● **Directions**:
Lines with "Modeling": pull these out of the listing below.

● **Recorded data**:
+++

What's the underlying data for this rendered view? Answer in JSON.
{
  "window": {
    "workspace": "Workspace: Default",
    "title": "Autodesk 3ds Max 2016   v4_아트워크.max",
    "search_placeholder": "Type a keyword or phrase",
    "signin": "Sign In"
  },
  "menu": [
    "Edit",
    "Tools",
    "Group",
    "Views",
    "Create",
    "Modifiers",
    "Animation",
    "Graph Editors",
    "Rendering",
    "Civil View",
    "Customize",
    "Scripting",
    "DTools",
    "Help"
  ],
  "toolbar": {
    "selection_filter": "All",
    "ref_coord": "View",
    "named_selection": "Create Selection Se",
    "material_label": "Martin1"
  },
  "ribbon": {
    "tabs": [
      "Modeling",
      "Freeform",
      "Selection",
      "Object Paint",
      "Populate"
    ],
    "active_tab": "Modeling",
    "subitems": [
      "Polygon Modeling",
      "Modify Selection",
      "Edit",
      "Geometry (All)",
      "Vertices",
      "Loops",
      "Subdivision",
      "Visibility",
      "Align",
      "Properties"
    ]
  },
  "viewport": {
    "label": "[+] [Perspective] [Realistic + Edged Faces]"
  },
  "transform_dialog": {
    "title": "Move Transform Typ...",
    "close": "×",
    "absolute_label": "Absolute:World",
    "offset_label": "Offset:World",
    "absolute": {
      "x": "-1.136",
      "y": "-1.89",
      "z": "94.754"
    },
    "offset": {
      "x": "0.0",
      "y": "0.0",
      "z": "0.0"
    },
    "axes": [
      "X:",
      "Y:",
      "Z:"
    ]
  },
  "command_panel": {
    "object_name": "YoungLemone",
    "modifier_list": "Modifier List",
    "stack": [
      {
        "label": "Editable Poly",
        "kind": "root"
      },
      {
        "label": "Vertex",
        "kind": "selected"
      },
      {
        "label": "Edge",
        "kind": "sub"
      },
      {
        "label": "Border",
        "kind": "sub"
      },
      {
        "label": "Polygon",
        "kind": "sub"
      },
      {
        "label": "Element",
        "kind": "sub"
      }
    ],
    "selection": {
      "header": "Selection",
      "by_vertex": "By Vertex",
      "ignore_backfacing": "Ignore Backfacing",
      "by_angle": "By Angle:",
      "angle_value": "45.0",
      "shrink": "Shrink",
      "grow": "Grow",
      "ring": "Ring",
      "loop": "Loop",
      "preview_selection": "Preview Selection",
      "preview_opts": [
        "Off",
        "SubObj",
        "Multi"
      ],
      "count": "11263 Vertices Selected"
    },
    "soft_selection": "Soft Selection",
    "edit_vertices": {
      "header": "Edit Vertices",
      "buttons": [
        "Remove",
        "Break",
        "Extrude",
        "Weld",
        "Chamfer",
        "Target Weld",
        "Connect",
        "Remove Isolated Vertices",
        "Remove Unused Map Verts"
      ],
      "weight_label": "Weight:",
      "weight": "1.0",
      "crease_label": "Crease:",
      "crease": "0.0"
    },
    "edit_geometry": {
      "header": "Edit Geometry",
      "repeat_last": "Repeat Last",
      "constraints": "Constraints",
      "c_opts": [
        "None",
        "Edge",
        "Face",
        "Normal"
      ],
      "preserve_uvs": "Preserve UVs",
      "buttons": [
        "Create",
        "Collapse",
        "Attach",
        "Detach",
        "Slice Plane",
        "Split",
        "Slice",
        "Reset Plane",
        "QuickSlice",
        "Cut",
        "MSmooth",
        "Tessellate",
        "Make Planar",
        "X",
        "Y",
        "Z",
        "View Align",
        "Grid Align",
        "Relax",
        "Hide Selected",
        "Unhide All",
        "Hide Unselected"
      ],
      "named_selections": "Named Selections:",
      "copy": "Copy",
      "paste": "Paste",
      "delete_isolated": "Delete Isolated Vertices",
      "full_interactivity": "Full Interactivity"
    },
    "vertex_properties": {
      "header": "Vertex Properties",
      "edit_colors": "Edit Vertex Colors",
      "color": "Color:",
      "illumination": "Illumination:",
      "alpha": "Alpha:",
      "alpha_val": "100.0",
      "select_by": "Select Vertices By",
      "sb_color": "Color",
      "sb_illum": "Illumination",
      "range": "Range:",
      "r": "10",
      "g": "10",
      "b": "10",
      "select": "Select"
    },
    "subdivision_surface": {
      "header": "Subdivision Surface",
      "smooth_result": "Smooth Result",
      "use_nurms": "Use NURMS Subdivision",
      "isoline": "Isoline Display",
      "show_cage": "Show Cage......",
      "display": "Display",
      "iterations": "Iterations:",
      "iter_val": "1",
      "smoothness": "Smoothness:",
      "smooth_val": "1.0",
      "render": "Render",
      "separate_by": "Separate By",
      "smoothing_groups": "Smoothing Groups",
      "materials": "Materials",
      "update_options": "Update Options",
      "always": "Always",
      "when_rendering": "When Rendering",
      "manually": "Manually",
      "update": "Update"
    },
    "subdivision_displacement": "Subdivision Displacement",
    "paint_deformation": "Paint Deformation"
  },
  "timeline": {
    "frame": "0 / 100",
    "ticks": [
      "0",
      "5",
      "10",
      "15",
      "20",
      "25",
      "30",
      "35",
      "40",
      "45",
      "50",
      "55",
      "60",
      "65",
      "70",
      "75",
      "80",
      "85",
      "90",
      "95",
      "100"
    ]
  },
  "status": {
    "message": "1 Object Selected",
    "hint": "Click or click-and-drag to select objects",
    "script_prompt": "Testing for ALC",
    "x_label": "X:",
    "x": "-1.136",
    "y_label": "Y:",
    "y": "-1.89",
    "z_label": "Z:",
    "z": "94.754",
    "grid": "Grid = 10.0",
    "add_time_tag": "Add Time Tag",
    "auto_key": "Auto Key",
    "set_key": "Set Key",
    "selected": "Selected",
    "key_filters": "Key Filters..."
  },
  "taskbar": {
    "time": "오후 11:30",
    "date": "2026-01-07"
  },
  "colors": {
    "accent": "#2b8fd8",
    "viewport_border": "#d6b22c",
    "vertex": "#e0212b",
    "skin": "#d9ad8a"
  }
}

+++

● **Response**:
      "Modeling",
    "active_tab": "Modeling",
      "Polygon Modeling",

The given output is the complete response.